◆ DATA EXCERPTS
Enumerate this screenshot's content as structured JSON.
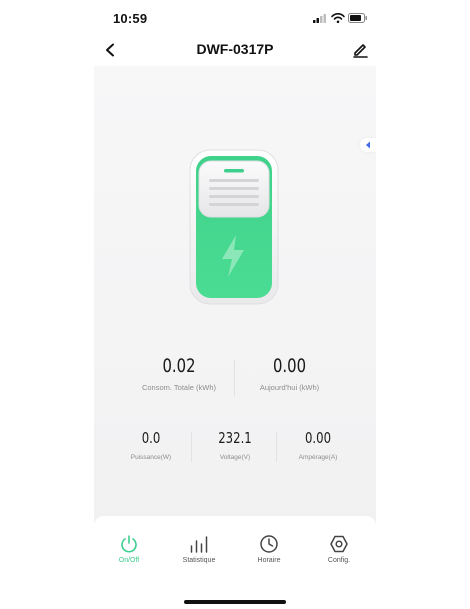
{
  "status_bar": {
    "time": "10:59",
    "icons": [
      "signal-icon",
      "wifi-icon",
      "battery-icon"
    ]
  },
  "header": {
    "title": "DWF-0317P",
    "back_icon": "chevron-left-icon",
    "edit_icon": "pencil-icon"
  },
  "device": {
    "state": "on",
    "icon": "lightning-bolt-icon"
  },
  "stats_primary": [
    {
      "value": "0.02",
      "label": "Consom. Totale (kWh)"
    },
    {
      "value": "0.00",
      "label": "Aujourd'hui (kWh)"
    }
  ],
  "stats_secondary": [
    {
      "value": "0.0",
      "label": "Puissance(W)"
    },
    {
      "value": "232.1",
      "label": "Voltage(V)"
    },
    {
      "value": "0.00",
      "label": "Ampérage(A)"
    }
  ],
  "tabs": [
    {
      "label": "On/Off",
      "icon": "power-icon",
      "active": true
    },
    {
      "label": "Statistique",
      "icon": "bar-chart-icon",
      "active": false
    },
    {
      "label": "Horaire",
      "icon": "clock-icon",
      "active": false
    },
    {
      "label": "Config.",
      "icon": "hexagon-settings-icon",
      "active": false
    }
  ],
  "colors": {
    "accent": "#3ecf8e",
    "device_green": "#45d88f",
    "text_primary": "#1a1a1a",
    "text_secondary": "#8c8c8c",
    "handle_blue": "#3f6ee8"
  }
}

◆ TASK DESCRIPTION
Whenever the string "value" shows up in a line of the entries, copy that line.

◆ SOLUTION
      "value": "0.02",
      "value": "0.00",
      "value": "0.0",
      "value": "232.1",
      "value": "0.00",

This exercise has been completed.